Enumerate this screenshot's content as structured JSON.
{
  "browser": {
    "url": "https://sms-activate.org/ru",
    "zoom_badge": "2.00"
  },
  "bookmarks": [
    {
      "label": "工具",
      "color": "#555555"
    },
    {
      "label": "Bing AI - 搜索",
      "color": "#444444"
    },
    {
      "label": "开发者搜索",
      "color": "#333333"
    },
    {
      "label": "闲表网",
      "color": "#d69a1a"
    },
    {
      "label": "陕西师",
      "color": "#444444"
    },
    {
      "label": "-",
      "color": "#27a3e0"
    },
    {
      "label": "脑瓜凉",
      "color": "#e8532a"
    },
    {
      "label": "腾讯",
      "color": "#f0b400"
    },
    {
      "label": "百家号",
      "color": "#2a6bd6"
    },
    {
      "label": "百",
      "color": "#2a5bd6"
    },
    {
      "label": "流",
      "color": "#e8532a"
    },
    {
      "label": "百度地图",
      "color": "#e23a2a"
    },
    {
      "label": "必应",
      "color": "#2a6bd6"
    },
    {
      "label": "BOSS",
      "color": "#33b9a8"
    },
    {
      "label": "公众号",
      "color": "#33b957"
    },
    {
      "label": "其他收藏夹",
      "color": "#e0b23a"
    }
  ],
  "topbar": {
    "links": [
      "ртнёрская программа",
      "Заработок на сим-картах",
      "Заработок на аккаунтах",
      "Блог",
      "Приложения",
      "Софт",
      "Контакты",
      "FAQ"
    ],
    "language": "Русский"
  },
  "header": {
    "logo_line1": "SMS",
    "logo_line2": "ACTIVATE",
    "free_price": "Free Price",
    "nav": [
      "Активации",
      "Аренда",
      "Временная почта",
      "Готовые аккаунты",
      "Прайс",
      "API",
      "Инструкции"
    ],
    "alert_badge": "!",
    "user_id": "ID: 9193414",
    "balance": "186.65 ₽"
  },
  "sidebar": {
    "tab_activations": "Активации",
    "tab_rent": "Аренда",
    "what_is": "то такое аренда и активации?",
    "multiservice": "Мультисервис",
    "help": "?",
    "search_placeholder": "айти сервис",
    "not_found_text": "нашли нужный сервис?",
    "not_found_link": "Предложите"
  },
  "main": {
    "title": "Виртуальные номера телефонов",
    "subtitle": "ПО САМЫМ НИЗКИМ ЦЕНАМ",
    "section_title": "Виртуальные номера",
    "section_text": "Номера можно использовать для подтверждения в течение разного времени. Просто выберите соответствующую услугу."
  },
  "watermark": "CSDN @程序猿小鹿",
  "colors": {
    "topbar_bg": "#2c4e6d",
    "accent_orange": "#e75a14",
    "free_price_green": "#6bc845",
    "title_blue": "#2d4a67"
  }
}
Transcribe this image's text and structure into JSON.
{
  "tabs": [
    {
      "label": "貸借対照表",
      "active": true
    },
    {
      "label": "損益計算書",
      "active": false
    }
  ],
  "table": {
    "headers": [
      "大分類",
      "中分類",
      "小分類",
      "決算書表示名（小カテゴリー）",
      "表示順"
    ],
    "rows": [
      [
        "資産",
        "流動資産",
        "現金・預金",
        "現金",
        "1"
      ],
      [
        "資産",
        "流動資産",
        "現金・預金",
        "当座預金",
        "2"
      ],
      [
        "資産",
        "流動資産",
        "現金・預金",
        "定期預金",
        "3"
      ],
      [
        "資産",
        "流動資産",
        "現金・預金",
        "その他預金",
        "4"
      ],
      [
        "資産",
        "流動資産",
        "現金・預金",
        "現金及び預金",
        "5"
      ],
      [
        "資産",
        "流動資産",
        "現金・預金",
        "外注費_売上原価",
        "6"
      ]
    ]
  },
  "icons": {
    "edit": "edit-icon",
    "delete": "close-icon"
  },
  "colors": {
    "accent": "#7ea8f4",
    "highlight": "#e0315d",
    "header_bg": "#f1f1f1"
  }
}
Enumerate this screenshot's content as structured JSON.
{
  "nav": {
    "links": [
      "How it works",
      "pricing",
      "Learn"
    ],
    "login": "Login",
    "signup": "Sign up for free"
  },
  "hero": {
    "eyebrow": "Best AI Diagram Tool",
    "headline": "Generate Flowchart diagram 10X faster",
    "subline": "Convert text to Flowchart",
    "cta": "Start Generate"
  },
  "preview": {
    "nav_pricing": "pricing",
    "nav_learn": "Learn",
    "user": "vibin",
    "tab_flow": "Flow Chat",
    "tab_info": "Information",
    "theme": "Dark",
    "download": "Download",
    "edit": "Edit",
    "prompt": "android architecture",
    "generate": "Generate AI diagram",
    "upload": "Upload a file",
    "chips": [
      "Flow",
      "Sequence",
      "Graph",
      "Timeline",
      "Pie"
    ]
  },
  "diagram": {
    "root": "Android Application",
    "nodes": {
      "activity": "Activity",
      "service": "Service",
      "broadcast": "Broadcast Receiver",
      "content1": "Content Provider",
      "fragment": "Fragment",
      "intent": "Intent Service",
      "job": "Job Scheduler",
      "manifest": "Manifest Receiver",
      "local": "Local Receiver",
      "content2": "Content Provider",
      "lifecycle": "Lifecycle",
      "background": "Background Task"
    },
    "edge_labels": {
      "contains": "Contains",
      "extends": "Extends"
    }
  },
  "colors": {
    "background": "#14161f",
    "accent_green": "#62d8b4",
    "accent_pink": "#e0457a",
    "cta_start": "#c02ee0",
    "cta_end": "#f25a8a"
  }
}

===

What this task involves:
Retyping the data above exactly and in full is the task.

Your solution:
Enumerate this screenshot's content as structured JSON.
{
  "browser": {
    "url": "https://sms-activate.org/ru",
    "zoom_badge": "2.00"
  },
  "bookmarks": [
    {
      "label": "工具",
      "color": "#555555"
    },
    {
      "label": "Bing AI - 搜索",
      "color": "#444444"
    },
    {
      "label": "开发者搜索",
      "color": "#333333"
    },
    {
      "label": "闲表网",
      "color": "#d69a1a"
    },
    {
      "label": "陕西师",
      "color": "#444444"
    },
    {
      "label": "-",
      "color": "#27a3e0"
    },
    {
      "label": "脑瓜凉",
      "color": "#e8532a"
    },
    {
      "label": "腾讯",
      "color": "#f0b400"
    },
    {
      "label": "百家号",
      "color": "#2a6bd6"
    },
    {
      "label": "百",
      "color": "#2a5bd6"
    },
    {
      "label": "流",
      "color": "#e8532a"
    },
    {
      "label": "百度地图",
      "color": "#e23a2a"
    },
    {
      "label": "必应",
      "color": "#2a6bd6"
    },
    {
      "label": "BOSS",
      "color": "#33b9a8"
    },
    {
      "label": "公众号",
      "color": "#33b957"
    },
    {
      "label": "其他收藏夹",
      "color": "#e0b23a"
    }
  ],
  "topbar": {
    "links": [
      "ртнёрская программа",
      "Заработок на сим-картах",
      "Заработок на аккаунтах",
      "Блог",
      "Приложения",
      "Софт",
      "Контакты",
      "FAQ"
    ],
    "language": "Русский"
  },
  "header": {
    "logo_line1": "SMS",
    "logo_line2": "ACTIVATE",
    "free_price": "Free Price",
    "nav": [
      "Активации",
      "Аренда",
      "Временная почта",
      "Готовые аккаунты",
      "Прайс",
      "API",
      "Инструкции"
    ],
    "alert_badge": "!",
    "user_id": "ID: 9193414",
    "balance": "186.65 ₽"
  },
  "sidebar": {
    "tab_activations": "Активации",
    "tab_rent": "Аренда",
    "what_is": "то такое аренда и активации?",
    "multiservice": "Мультисервис",
    "help": "?",
    "search_placeholder": "айти сервис",
    "not_found_text": "нашли нужный сервис?",
    "not_found_link": "Предложите"
  },
  "main": {
    "title": "Виртуальные номера телефонов",
    "subtitle": "ПО САМЫМ НИЗКИМ ЦЕНАМ",
    "section_title": "Виртуальные номера",
    "section_text": "Номера можно использовать для подтверждения в течение разного времени. Просто выберите соответствующую услугу."
  },
  "watermark": "CSDN @程序猿小鹿",
  "colors": {
    "topbar_bg": "#2c4e6d",
    "accent_orange": "#e75a14",
    "free_price_green": "#6bc845",
    "title_blue": "#2d4a67"
  }
}
Transcribe this image's text and structure into JSON.
{
  "tabs": [
    {
      "label": "貸借対照表",
      "active": true
    },
    {
      "label": "損益計算書",
      "active": false
    }
  ],
  "table": {
    "headers": [
      "大分類",
      "中分類",
      "小分類",
      "決算書表示名（小カテゴリー）",
      "表示順"
    ],
    "rows": [
      [
        "資産",
        "流動資産",
        "現金・預金",
        "現金",
        "1"
      ],
      [
        "資産",
        "流動資産",
        "現金・預金",
        "当座預金",
        "2"
      ],
      [
        "資産",
        "流動資産",
        "現金・預金",
        "定期預金",
        "3"
      ],
      [
        "資産",
        "流動資産",
        "現金・預金",
        "その他預金",
        "4"
      ],
      [
        "資産",
        "流動資産",
        "現金・預金",
        "現金及び預金",
        "5"
      ],
      [
        "資産",
        "流動資産",
        "現金・預金",
        "外注費_売上原価",
        "6"
      ]
    ]
  },
  "icons": {
    "edit": "edit-icon",
    "delete": "close-icon"
  },
  "colors": {
    "accent": "#7ea8f4",
    "highlight": "#e0315d",
    "header_bg": "#f1f1f1"
  }
}
Enumerate this screenshot's content as structured JSON.
{
  "nav": {
    "links": [
      "How it works",
      "pricing",
      "Learn"
    ],
    "login": "Login",
    "signup": "Sign up for free"
  },
  "hero": {
    "eyebrow": "Best AI Diagram Tool",
    "headline": "Generate Flowchart diagram 10X faster",
    "subline": "Convert text to Flowchart",
    "cta": "Start Generate"
  },
  "preview": {
    "nav_pricing": "pricing",
    "nav_learn": "Learn",
    "user": "vibin",
    "tab_flow": "Flow Chat",
    "tab_info": "Information",
    "theme": "Dark",
    "download": "Download",
    "edit": "Edit",
    "prompt": "android architecture",
    "generate": "Generate AI diagram",
    "upload": "Upload a file",
    "chips": [
      "Flow",
      "Sequence",
      "Graph",
      "Timeline",
      "Pie"
    ]
  },
  "diagram": {
    "root": "Android Application",
    "nodes": {
      "activity": "Activity",
      "service": "Service",
      "broadcast": "Broadcast Receiver",
      "content1": "Content Provider",
      "fragment": "Fragment",
      "intent": "Intent Service",
      "job": "Job Scheduler",
      "manifest": "Manifest Receiver",
      "local": "Local Receiver",
      "content2": "Content Provider",
      "lifecycle": "Lifecycle",
      "background": "Background Task"
    },
    "edge_labels": {
      "contains": "Contains",
      "extends": "Extends"
    }
  },
  "colors": {
    "background": "#14161f",
    "accent_green": "#62d8b4",
    "accent_pink": "#e0457a",
    "cta_start": "#c02ee0",
    "cta_end": "#f25a8a"
  }
}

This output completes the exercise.